I know that this is somewhat off the maritime aspect of the thread but why didn’t the US do more to protect the first waves ashore like laying down smoke on the bluffs overlooking the landing beach or bringing up “citadel ships” with the troops to beach themselves and provide point blank fire support during the landings? It seems like such a no-brainer to have a platform armed with 5"/38, 40mm and 20mm cannon firing right into the faces of the Germans! Yes, a duty no man should have to perform but a vital one all the same.

US Navy (not Navee mind you) destroyers like the USS EMMONS are credited as having turned the battle on Omaha Beach by coming into shoal water and pouring in suppressing fire to give enough cover to the landing troops to get off the blood soaked beach and into the hills overlooking them! I believe she even went aground for a time but never stopped pumping shells into the German defenses!

I firmly believe that this is something of such incredible magnitude for the planners of D-Day to have missed to be one of the great Allied mistakes of WWII. We almost lost Omaha Beach because of it and likely many thousands of US soldiers died because such a painful oversight!


Off subject a little. My grandfather was in the South Pacific in WWII. He told me before they were to land, the navy would bombard the beaches with everything they had for hours, this was in the middle to later campaign’s. He stated when they reached the beaches , the Japanese would still be dug in like ticks, not letting go of their trenches, caves, etc.

I have nothing but respect for the men and women who served during WWII-of all branches of the service and Merchant Marine/Navy. These people went to war, not knowing when or if they would make it back home. A lot of guys were in Europe for the duration of the war! It wasn’t do a year and come home, it was fight until the war is over, then occupy the country and then we’ll tell when your going home. My hats off to all WWII vets , sailors and the people who supported the war effort!

Captain Crawford told me some great WWII convoy stories before he passed.

The World at War was the best series done on the subject. Lawrence Olivier was almost dropped from the program, because the first recordings he did were thought to be weak and bland, but he had just finished some grueling stage work and he improved in the weeks thereafter.

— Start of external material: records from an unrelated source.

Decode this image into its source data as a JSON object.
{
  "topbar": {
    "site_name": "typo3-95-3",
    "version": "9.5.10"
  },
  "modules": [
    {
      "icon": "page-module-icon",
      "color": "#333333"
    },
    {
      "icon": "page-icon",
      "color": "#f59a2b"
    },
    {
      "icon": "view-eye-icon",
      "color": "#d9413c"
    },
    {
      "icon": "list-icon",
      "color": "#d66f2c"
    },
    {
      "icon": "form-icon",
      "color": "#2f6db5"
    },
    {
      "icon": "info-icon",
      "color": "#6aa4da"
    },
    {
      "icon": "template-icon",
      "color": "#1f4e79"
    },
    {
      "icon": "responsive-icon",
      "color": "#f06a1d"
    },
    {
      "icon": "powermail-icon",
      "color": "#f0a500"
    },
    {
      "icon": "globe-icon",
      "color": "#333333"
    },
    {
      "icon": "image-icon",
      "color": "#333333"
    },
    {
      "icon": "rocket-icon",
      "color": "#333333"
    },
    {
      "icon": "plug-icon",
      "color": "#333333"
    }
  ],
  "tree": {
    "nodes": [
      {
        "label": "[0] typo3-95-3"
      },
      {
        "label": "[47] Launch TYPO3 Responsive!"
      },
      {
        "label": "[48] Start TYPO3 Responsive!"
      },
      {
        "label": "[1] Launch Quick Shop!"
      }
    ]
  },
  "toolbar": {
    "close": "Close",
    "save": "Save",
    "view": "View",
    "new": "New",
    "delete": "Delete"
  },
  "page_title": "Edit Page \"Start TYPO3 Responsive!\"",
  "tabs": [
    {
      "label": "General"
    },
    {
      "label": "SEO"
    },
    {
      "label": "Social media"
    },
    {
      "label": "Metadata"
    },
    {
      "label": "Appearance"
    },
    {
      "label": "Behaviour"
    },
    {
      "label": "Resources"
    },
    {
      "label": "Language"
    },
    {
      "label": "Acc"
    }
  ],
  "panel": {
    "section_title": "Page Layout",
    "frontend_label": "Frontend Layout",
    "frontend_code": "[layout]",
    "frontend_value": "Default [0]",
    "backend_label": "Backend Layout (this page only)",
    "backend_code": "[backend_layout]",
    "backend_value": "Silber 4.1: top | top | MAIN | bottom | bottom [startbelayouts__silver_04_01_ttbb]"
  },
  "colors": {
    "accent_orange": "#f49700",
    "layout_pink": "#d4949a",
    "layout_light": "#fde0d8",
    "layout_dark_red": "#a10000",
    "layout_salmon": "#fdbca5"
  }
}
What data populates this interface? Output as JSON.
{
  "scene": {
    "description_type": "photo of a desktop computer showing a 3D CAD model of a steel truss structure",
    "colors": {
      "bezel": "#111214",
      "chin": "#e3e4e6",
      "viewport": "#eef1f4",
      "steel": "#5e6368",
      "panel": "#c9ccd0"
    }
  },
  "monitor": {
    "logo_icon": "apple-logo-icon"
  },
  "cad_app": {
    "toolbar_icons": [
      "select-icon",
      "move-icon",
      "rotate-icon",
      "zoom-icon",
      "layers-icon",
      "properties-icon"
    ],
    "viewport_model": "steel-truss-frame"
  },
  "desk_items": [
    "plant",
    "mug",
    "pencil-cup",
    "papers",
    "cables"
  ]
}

In my opinion, his narration lends just the right amount of gravitas without sounding heavy and pedantic.

And the series is bookended by the massacre at Oradour-sur-Glane, the French village which was destroyed by the Nazis and the ruin left standing as a monument to the brutality of war. The message: Never forget!